Instead, a more measured and reasonable goal should be to have complaint entities examine the Act to see if any augmentation is necessary. Fortunately, the Guidance principles are peppered with terms like “proportionate”, “risk-based” and “practical” that should give solace to the entities that had significant indigestion when the Act was first released.
Traditional e-discovery solutions may very well be called into duty to help augment an organisation’s “adequate procedures” particularly regarding the “risk assessment” and “due diligence” principles. These two principles specifically call out procedures that proactively facilitate:
- Identification of the internal and external information sources that will enable risk to be assessed and reviewed.
- Accurate and appropriate documentation of the risk assessment and its conclusions.
- Conducting direct interrogative enquiries, indirect investigations, or general research on proposed associated persons.
- Appraisal and continued monitoring of recruited or engaged “associated” persons may also be required, proportionate to the identified risks.
Re-purposing of e-discovery tools in this compliance context makes sense given how things have played out here in the States with the FCPA and provides yet another way to rationalize bringing solutions in-house. In this scenario the advanced analytical components will likely come more into play than will the downstream review and production elements. This expansion of traditional e-discovery concepts, procedures and applications is logical and coincides with a leftwards movement on the EDRM spectrum.

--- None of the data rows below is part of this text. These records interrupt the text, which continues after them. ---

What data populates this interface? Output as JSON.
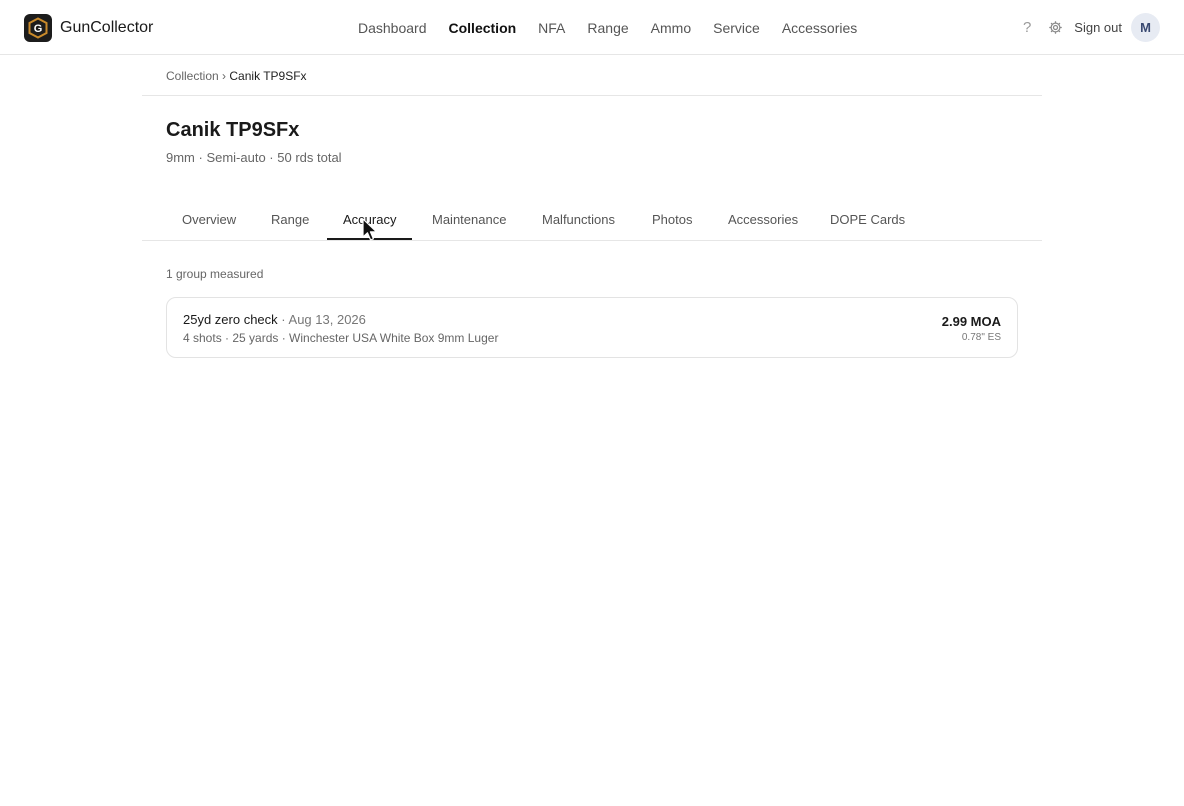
{
  "app": {
    "name": "GunCollector",
    "logo_letter": "G"
  },
  "nav": {
    "items": [
      {
        "label": "Dashboard",
        "active": false
      },
      {
        "label": "Collection",
        "active": true
      },
      {
        "label": "NFA",
        "active": false
      },
      {
        "label": "Range",
        "active": false
      },
      {
        "label": "Ammo",
        "active": false
      },
      {
        "label": "Service",
        "active": false
      },
      {
        "label": "Accessories",
        "active": false
      }
    ]
  },
  "header_tools": {
    "help_label": "?",
    "settings_icon": "gear-icon",
    "sign_out": "Sign out",
    "avatar_initial": "M"
  },
  "breadcrumb": {
    "parent": "Collection",
    "separator": "›",
    "current": "Canik TP9SFx"
  },
  "firearm": {
    "title": "Canik TP9SFx",
    "subtitle": "9mm · Semi-auto · 50 rds total"
  },
  "tabs": [
    {
      "label": "Overview"
    },
    {
      "label": "Range"
    },
    {
      "label": "Accuracy",
      "active": true
    },
    {
      "label": "Maintenance"
    },
    {
      "label": "Malfunctions"
    },
    {
      "label": "Photos"
    },
    {
      "label": "Accessories"
    },
    {
      "label": "DOPE Cards"
    }
  ],
  "accuracy": {
    "count_text": "1 group measured",
    "groups": [
      {
        "name": "25yd zero check",
        "date": "Aug 13, 2026",
        "meta": "4 shots · 25 yards · Winchester USA White Box 9mm Luger",
        "moa": "2.99 MOA",
        "es": "0.78\" ES"
      }
    ]
  },
  "colors": {
    "accent": "#1a1a1a",
    "logo_bg": "#1c1c1c",
    "logo_gold": "#c98a2b",
    "avatar_bg": "#e7ebf3"
  }
}
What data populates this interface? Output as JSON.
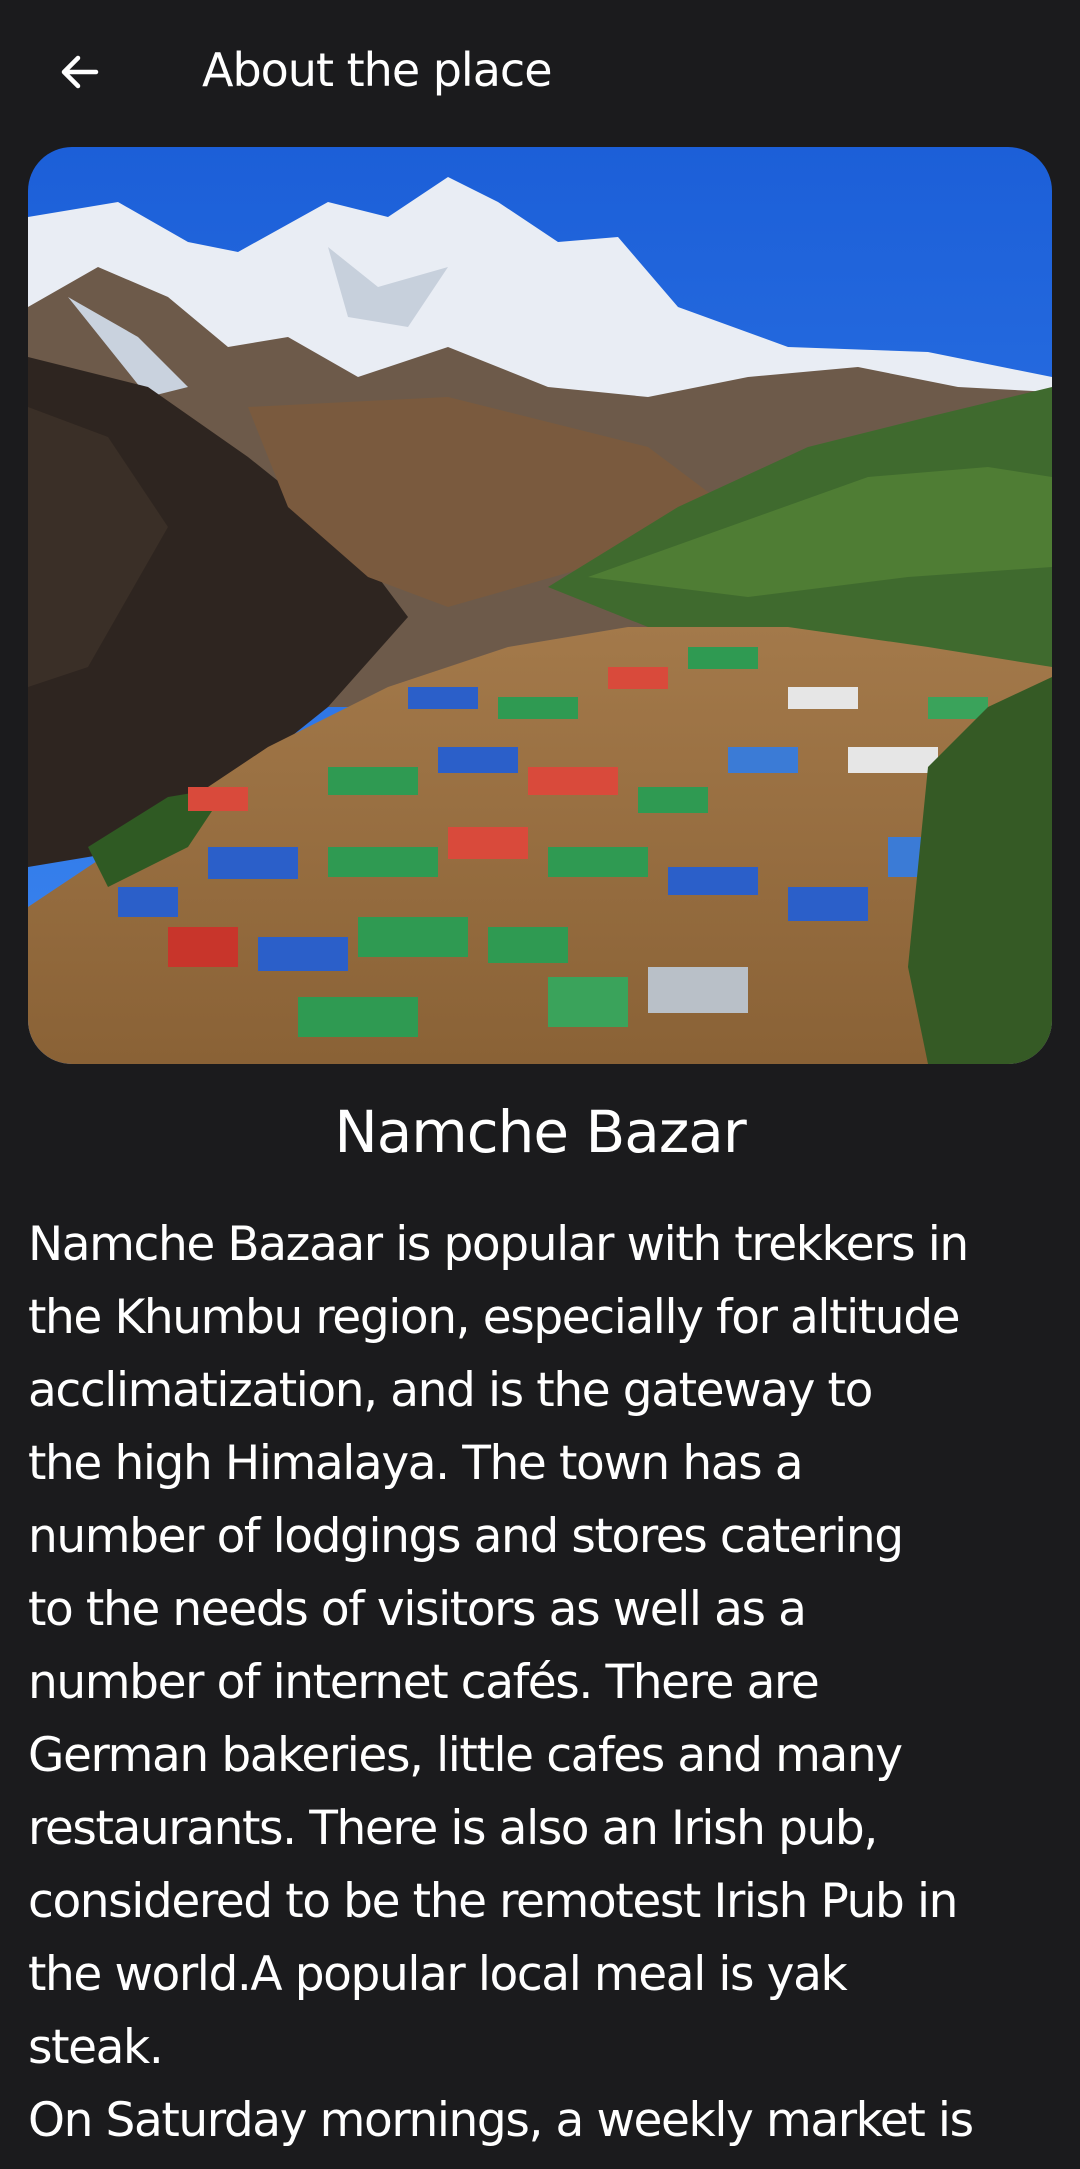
{
  "app_bar": {
    "title": "About the place",
    "back_icon": "arrow-left-icon"
  },
  "place": {
    "image_subject": "mountain-village-photo",
    "name": "Namche Bazar",
    "paragraphs": [
      "Namche Bazaar is popular with trekkers in\nthe Khumbu region, especially for altitude\nacclimatization, and is the gateway to\nthe high Himalaya. The town has a\nnumber of lodgings and stores catering\nto the needs of visitors as well as a\nnumber of internet cafés. There are\nGerman bakeries, little cafes and many\nrestaurants. There is also an Irish pub,\nconsidered to be the remotest Irish Pub in\nthe world.A popular local meal is yak\nsteak.",
      "On Saturday mornings, a weekly market is"
    ]
  },
  "colors": {
    "background": "#1b1b1d",
    "text": "#ffffff"
  }
}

It’s also aligned with rapidly expanding notions of IMRM and information governance. I postulate that soon it will be too limiting to just talk about pure “e-discovery”tools since it inherently leaves out the rest of the compliance story. In addition to looking “right” we’ll also need to look “left” (on the EDRM) to take into account use cases like the Bribery Act.